It wasn’t until one Sunday morning in 1989 with the youngest of her three daughters that the Lord called her out of spiritual lethargy.
“It’s Sunday, and you’re supposed to be in church somewhere,” says Winsome, “and it was like a voice said, ‘She’s going to grow up not knowing Me, and she’s going to blame you.’ And right then, I thought, OK, we’ve got to find a church. We’ve got to introduce her to God, so she can decide for herself in her own faith journey.
“So, it’s been a long time coming and the things that I survived, I don’t know how I would have survived them without the Lord. I don’t know how other people do it. I’m just saying that for me, God is all in all.”
Her faith and trust in God were put to the test in 2012 when a devastating car accident took the life of her oldest daughter, Dejon L’Air Williams, and her two granddaughters, Victoria

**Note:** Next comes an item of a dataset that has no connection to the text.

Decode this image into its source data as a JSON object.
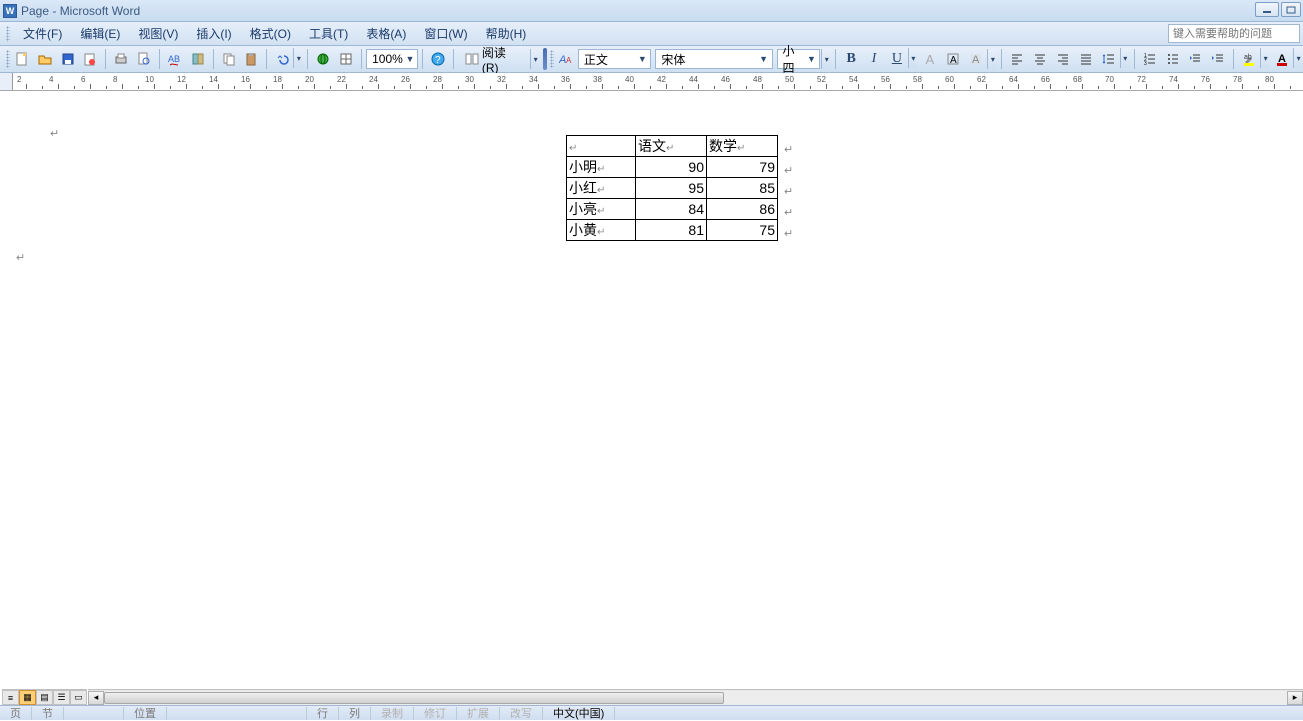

“It was the sheriff showing up one morning and telling me my daughter’s dead, my granddaughter is dead, and the other one is on life support. What do you do then? And I heard myself give the Job (1:21) verse, which is ‘The Lord giveth and the Lord taketh and blessed be the Name of the Lord.’ And then I collapsed,” Winsome recalled.
“I don’t know how other people survive something like that.”
Despite the horrific tragedy, Winsome and her family take comfort knowing that Dejon L’Air, Victoria and Faith all had a relationship with Jesus and that they will see them again.
“Being a mother, you learn about sacrificial love, you know?” Winsome said. “And the greatest inheritance that you can leave your children is to introduce them to God.”
That uncompromising spirit continues to guide Winsome as she looks to fulfill God’s purpose by helping to lead the state of Virginia.
“I think the overarching purpose of anybody’s life is found in Isaiah 43:7,” she said. “I used to wonder why am I here. What is the purpose of life? You always think that there’s some big thing that you’re supposed to achieve.
“Isaiah 43:7 came to me one day. I heard a pastor talking about it. He says, ‘You ever wonder what’s the purpose of your life? Go read Isaiah 43:7.’ It tells you, ‘I created you to glorify me.’ There it is. Plain and simple. That’s why you were created. Everything else comes after that. So, you want to make sure that you live a life that’s pleasing to God.” ©2022 BGEA
Photo: Reuters/Jonathan Ernst/Alamy